The following morning, with Lionel patched up again, but clearly needing a cylinder replaced, it was decided that our convoy would split up.  Lionel was going to make a beeline for Ulaanbaatar, while The Germans (named Team Dzambala), the Shantastics, and Mathematicians Not Mechanics were going to spend one more night camping out.  Nobody had any flights out till after the After Party on Saturday so there was no real rush to get to the Capital where money would be spent on hotels and restaurants.  I had no particular schedule as my own flight out of Mongolia was not for another week and a half.  At that point I decided to switch teams and stay behind.  It was a little emotional, putting my pack into the Mathematicians Not Mechanics car.  I had been through a lot in my two and a half days with  206 A Race Odyssey.  But it wasn't over yet, I would see them all again at the Finish Line.

As the remainder of our convoy trudged onward, we had decided to find a nice spot in the afternoon to set up camp, and maybe do a little hike.  Half way between Avaikheer and UB there was a tourist stop on the map where there were Gobi like sand dunes and Camels to ride, but as we passed by the  bus loads of tourists getting their Camel photo op, we decided to move pass it.  The countryside was turning a little busier, with more small towns and gas stations lined up along side the road.   All of a sudden, the convoy careens into a gas station.  There was another Mongol Rally car that had appeared to have a flat.  As I jumped out of the car I immediately recognized the the small cluster of blond hair.  It was Two Brits Two Blondes who I had met at the mechanics in Altay City.  They had taken a detour to visit a monastery for a day and had blown out two tires.  How they managed to do that while on the paved road is a mystery and just the type of ridiculousness that is common on the Mongol Rally.  The mini reunion involves the Germans handing over their spare tires they had tucked in the back and a quick comment about how they had wondered if I ever made it out of the parking lot in Altay City.

And so I had.   Two Brits Two Blondes  had UB as their destination for that day so we waved good bye and went in search for our final camping spot.  Because we missed the off roading so much the past day and a half, we needed a little reminder of what we would be missing in Mongolia so we turned off the road towards the mountain range.  Parked at the base of the enormous cliffs, we set up our tents for the last time.  It was a much needed relaxing afternoon that brings me to our final day on the Mongol Rally.  Not in any rush to reintroduce ourselves to the daily hustle of city life, we moseyed our way to UB.  A fun new game of switching team cars to the homestretch developed and finally there was the Ulaanbaatar archway.  Of course I had seen it all before, but I still fed off the excitement of the others.  Posing for pictures, I could already taste that cold draft beer, waiting at the Finish Line.  Which made the next hour and a half the most treacherous and aggravating stretch yet.  With the road construction, loud traffic, great plumes of dust and pollution, it seemed like a life time before we finally turned the corner and saw the Finish Line Banner.  Our convoy passed beneath the banner and I looked up to see my former team and new friends, 206 A Race Odyssey and Two Brits Two Blondes jumping up and down, cheering,  with beers in their hands.  I had only been on this journey for four days but the camaraderie and friendships made, put a whole new spin to my time in Mongolia.  They had made it.   We had made it.
Photo By Josie McVitty

1 comment:

Anonymous said...

Man, that is a truly epic journey you had there.
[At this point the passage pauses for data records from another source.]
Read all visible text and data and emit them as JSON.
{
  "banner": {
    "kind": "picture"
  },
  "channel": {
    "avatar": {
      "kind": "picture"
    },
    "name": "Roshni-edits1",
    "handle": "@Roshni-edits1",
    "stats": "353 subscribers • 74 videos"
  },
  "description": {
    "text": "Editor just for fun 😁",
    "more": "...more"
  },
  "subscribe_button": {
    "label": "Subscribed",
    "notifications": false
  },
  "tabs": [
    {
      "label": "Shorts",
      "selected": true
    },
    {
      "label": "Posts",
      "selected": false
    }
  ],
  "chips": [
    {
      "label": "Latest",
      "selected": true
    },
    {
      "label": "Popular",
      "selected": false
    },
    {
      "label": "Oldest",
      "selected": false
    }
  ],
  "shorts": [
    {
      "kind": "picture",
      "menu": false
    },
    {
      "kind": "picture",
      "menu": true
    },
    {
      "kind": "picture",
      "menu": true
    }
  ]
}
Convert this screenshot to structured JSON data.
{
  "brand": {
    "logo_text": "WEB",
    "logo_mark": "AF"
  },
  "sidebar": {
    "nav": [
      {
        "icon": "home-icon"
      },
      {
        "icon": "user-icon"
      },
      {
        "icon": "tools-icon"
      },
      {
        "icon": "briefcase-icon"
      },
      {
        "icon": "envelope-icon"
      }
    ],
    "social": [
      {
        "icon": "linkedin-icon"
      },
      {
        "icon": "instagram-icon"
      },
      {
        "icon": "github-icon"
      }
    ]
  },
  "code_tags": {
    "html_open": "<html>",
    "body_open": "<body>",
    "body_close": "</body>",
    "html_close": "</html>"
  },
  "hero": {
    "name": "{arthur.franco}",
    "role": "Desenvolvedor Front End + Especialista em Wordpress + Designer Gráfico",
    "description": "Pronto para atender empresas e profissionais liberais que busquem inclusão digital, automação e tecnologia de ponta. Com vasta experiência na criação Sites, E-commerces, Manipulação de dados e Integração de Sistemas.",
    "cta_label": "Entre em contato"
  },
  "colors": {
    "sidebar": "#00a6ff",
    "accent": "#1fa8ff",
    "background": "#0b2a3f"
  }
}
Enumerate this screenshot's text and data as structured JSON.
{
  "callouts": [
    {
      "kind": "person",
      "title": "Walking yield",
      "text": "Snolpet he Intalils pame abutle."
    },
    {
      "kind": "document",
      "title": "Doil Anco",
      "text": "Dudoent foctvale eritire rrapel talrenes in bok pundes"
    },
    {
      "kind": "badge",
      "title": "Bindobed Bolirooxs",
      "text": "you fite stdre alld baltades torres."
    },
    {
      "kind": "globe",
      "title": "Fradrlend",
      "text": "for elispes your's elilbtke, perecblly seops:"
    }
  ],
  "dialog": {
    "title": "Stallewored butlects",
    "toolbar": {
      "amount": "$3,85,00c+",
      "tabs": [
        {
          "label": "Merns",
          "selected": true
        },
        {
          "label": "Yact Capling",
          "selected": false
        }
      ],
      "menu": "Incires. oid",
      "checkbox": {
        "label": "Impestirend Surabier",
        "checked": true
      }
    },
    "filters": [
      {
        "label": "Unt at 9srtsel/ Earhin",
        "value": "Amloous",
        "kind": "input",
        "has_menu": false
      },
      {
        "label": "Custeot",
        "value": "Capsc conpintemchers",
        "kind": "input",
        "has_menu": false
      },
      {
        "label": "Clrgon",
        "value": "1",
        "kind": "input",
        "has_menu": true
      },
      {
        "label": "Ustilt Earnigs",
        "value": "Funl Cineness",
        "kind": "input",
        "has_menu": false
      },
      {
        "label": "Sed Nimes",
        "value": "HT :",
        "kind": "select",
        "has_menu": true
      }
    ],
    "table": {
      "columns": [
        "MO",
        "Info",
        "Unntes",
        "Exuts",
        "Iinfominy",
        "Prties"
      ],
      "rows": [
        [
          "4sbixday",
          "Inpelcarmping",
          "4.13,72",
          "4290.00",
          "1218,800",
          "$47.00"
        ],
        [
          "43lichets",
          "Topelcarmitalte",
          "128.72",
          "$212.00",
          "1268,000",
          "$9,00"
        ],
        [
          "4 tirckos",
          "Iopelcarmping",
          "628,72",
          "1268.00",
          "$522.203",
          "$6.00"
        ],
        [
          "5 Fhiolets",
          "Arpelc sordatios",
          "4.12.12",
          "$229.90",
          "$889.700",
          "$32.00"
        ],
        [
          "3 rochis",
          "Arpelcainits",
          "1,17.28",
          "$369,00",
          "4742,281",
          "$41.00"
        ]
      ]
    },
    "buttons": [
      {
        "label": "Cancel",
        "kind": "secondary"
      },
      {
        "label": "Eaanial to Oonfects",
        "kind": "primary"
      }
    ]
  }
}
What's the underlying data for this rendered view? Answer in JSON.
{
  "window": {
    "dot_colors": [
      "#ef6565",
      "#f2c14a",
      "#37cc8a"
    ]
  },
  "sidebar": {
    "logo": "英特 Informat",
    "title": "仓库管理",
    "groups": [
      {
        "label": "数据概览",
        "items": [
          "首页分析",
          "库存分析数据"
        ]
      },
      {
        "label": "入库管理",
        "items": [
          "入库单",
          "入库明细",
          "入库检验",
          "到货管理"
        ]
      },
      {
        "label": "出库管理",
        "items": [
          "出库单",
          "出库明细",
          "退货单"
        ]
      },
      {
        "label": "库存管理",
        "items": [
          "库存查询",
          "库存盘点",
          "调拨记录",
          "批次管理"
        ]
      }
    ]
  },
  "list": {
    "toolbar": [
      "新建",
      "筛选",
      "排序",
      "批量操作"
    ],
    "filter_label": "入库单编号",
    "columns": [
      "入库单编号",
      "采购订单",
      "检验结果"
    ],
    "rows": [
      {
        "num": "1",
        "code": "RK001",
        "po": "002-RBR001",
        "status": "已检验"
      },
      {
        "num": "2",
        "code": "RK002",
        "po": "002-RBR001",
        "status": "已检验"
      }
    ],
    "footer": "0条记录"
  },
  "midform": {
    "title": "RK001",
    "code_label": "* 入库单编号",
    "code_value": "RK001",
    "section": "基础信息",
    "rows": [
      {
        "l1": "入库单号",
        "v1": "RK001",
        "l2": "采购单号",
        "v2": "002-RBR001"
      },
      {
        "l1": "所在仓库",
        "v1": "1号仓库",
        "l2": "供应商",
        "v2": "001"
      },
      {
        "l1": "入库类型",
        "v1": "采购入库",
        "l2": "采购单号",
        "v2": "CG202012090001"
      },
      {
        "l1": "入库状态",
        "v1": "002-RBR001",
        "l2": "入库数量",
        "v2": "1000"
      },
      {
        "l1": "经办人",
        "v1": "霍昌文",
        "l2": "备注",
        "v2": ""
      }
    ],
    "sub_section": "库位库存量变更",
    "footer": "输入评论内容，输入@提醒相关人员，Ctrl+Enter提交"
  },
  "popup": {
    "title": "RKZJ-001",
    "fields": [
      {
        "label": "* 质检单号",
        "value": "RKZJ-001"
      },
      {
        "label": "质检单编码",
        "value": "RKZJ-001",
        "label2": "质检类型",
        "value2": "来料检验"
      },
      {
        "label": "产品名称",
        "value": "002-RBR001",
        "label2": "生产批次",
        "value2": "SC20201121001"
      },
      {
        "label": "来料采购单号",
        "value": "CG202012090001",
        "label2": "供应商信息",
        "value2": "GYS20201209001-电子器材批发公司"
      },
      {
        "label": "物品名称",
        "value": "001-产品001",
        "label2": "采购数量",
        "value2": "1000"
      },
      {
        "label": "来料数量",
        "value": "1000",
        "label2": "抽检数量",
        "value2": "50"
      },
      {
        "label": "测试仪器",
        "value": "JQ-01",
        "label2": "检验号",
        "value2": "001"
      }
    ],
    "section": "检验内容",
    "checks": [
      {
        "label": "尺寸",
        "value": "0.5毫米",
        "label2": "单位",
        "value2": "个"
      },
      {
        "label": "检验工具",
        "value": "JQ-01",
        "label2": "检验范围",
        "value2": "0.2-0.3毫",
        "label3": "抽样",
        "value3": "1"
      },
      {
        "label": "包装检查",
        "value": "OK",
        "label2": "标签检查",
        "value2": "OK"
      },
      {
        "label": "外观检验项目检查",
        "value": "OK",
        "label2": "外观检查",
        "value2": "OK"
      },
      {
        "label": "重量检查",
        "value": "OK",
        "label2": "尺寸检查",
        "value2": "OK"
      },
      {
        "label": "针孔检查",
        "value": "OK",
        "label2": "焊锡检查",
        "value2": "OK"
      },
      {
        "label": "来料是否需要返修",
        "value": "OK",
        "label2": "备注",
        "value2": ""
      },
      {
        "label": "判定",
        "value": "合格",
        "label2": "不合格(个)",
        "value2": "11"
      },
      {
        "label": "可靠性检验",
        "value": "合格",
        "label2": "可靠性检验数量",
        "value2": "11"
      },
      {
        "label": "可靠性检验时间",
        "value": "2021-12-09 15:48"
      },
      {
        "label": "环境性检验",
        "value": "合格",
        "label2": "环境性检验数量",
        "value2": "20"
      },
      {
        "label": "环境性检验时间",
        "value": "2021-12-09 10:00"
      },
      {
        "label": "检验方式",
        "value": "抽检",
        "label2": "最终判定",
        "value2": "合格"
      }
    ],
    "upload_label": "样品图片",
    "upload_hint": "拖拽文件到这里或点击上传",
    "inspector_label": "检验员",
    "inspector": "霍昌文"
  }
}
I'm so jealous!

A few weeks ago I decided to dedicate myself to pursuing a career and travel writing and photography, and as soon as I can get the money for it, I hope to be having some serious adventures like this!

Anyways, yeah, probably one of the most exciting travel stories I've read in a while.